ACLU-MN and NAACP-Minneapolis sue to release video of police shooting
St. Paul, Minn. (Feb. 9, 2016) — The American Civil Liberties Union of Minnesota filed a lawsuit Tuesday on behalf of itself and the NAACP Minneapolis, against Minnesota’s Bureau of Criminal Apprehension and the Minnesota Department of Public Safety to force the release of video footage documenting the police killing of Jamar Clark.
Minneapolis police shot and killed Jamar Clark, an unarmed 24-year-old African American man, in November 2015. The public has a right to access this footage and the Defendants’ refusal to release it violates the Minnesota Government Data Practices Act.
“The police have tremendous authority, including the ability to use reasonable force. It’s entirely consistent with our democratic values for the public to demand government accountability and transparency when police use force, especially if it results in a life being taken,” stated Charles Samuelson, Executive Director of the ACLU-MN.
The case, filed in Minnesota State Court, asserts that the Minnesota Government Data Practices Act requires Defendants to release the videos as soon as possible. In addition, under the law, information should be released where the benefit to the public outweighs any potential harm.
Co-counsel Catherine Ahlin and Haley Schaffer of Maslon LLP have released the following joint statement: “Minnesota state law is clear that the video footage of the officer-involved shooting resulting in Jamar Clark’s death must be released to the public as soon as possible.”

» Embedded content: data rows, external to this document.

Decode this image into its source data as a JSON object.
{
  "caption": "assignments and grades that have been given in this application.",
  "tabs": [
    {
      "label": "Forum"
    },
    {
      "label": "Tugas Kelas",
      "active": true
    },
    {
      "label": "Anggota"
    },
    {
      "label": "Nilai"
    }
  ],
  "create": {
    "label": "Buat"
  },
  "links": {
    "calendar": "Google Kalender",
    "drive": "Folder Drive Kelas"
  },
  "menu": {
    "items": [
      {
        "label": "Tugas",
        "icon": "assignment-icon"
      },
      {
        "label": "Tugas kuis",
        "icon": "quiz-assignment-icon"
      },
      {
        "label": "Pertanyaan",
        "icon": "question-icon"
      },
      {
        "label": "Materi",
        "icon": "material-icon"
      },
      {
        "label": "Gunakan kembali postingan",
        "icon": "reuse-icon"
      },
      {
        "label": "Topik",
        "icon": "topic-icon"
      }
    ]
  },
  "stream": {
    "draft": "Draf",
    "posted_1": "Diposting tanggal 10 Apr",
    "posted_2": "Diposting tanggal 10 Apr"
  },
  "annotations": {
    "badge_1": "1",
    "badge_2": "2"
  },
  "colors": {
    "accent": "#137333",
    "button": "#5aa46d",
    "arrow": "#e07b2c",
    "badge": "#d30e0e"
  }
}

Minnesota residents have been demanding the release of this footage for months. Demonstrators had staged a continued protest at the precinct near where Mr. Clark was shot, organized numerous marches, and repeatedly asked for the release of the tapes.
“Our community is in a great deal of pain as a result of the shooting of Jamar Clark at the hands of the Minneapolis Police Department,” stated Nekima Levy-Pounds, President of the NAACP Minneapolis. “It’s imperative that we demand accountability and transparency, which includes being able to gain access to the video footage of this tragic incident. We demand an end to police brutality, the police shooting of unarmed persons, and the criminalization of African Americans in the city of Minneapolis.”
Jamar Clark’s family is not affiliated with the case. Cooperating attorneys in the case include Catherine Ahlin-Halverson, Haley Schaffer, and Jevon Bindman of Maslon LLP along with Teresa Nelson of the ACLU-MN.